PROBLEM DETAILS: Copy out each line of the listing that has the word "label" in it.

───── SUPPLIED DATA ─────

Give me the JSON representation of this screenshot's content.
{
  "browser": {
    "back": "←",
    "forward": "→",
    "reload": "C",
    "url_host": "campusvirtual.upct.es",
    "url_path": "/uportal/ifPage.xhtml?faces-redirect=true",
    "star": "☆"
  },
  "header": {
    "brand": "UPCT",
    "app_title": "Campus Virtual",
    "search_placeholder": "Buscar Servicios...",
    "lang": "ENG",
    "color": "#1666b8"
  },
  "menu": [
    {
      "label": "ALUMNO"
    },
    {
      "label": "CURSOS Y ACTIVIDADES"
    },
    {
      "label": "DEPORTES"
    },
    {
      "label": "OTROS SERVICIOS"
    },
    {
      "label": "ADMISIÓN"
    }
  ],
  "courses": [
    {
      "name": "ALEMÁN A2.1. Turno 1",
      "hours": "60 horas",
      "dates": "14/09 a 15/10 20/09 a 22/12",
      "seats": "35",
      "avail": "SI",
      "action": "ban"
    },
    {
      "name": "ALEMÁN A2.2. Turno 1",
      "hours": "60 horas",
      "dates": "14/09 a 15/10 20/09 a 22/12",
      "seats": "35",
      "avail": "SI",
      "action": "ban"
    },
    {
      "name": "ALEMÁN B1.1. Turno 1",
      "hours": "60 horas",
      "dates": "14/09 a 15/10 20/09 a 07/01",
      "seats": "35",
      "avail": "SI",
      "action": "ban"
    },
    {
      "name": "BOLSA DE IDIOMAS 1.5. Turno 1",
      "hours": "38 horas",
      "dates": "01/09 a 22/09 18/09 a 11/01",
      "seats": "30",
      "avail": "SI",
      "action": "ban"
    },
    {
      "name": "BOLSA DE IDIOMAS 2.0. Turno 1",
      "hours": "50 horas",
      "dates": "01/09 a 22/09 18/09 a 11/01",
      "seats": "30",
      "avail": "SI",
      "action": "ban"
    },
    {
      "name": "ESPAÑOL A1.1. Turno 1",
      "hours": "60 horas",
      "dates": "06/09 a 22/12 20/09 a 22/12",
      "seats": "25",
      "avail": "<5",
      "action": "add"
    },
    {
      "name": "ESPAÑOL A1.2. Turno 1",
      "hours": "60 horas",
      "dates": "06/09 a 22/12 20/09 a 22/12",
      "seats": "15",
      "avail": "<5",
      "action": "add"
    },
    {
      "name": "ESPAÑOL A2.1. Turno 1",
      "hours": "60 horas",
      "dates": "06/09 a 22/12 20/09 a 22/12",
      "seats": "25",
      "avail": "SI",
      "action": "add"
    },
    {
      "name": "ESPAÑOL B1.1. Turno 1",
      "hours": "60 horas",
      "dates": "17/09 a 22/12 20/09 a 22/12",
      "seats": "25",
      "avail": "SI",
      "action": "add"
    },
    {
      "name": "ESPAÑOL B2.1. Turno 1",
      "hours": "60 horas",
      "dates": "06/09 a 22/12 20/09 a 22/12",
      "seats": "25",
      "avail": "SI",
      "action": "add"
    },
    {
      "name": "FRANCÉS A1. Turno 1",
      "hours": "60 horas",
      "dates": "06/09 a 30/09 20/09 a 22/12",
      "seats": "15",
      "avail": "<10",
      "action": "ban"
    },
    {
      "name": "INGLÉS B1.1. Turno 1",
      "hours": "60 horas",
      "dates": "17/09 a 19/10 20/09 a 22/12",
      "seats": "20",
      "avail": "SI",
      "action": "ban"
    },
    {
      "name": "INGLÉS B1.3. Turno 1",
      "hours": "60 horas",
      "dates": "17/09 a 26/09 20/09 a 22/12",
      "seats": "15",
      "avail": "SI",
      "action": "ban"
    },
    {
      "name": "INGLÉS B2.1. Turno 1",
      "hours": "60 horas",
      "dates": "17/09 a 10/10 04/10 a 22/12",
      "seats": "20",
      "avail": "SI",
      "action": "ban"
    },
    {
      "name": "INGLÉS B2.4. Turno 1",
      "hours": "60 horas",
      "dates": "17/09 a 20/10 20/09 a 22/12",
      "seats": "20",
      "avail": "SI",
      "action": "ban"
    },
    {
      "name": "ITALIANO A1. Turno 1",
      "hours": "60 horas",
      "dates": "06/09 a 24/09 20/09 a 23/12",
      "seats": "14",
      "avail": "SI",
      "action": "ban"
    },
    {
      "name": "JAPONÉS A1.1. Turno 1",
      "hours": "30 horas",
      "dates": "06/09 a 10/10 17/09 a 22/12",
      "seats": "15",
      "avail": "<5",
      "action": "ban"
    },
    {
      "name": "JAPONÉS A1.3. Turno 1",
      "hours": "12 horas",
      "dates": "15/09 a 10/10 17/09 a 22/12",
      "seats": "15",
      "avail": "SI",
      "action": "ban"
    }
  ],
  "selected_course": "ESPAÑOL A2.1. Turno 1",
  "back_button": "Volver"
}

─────

WRITTEN RESPONSE:
      "label": "ALUMNO"
      "label": "CURSOS Y ACTIVIDADES"
      "label": "DEPORTES"
      "label": "OTROS SERVICIOS"
      "label": "ADMISIÓN"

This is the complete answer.